=== Provided records ===
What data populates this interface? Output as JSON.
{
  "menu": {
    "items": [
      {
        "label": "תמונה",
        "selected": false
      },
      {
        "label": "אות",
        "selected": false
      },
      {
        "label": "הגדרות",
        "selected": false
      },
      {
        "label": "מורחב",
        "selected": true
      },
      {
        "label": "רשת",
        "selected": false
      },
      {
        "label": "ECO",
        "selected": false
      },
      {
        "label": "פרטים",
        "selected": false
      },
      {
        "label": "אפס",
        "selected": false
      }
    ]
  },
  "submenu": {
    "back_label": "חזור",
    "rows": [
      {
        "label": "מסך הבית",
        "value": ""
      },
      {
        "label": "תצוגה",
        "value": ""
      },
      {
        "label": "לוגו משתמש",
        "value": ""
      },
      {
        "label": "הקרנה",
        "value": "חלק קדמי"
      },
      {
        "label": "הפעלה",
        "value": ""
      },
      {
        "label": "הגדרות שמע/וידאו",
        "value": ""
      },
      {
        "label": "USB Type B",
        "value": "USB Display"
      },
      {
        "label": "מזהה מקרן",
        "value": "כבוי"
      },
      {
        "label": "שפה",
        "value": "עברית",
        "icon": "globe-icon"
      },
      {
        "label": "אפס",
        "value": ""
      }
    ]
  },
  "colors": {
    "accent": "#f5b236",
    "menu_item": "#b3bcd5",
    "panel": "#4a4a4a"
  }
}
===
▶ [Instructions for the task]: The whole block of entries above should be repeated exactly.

▶ [Output of the task]:
What data populates this interface? Output as JSON.
{
  "menu": {
    "items": [
      {
        "label": "תמונה",
        "selected": false
      },
      {
        "label": "אות",
        "selected": false
      },
      {
        "label": "הגדרות",
        "selected": false
      },
      {
        "label": "מורחב",
        "selected": true
      },
      {
        "label": "רשת",
        "selected": false
      },
      {
        "label": "ECO",
        "selected": false
      },
      {
        "label": "פרטים",
        "selected": false
      },
      {
        "label": "אפס",
        "selected": false
      }
    ]
  },
  "submenu": {
    "back_label": "חזור",
    "rows": [
      {
        "label": "מסך הבית",
        "value": ""
      },
      {
        "label": "תצוגה",
        "value": ""
      },
      {
        "label": "לוגו משתמש",
        "value": ""
      },
      {
        "label": "הקרנה",
        "value": "חלק קדמי"
      },
      {
        "label": "הפעלה",
        "value": ""
      },
      {
        "label": "הגדרות שמע/וידאו",
        "value": ""
      },
      {
        "label": "USB Type B",
        "value": "USB Display"
      },
      {
        "label": "מזהה מקרן",
        "value": "כבוי"
      },
      {
        "label": "שפה",
        "value": "עברית",
        "icon": "globe-icon"
      },
      {
        "label": "אפס",
        "value": ""
      }
    ]
  },
  "colors": {
    "accent": "#f5b236",
    "menu_item": "#b3bcd5",
    "panel": "#4a4a4a"
  }
}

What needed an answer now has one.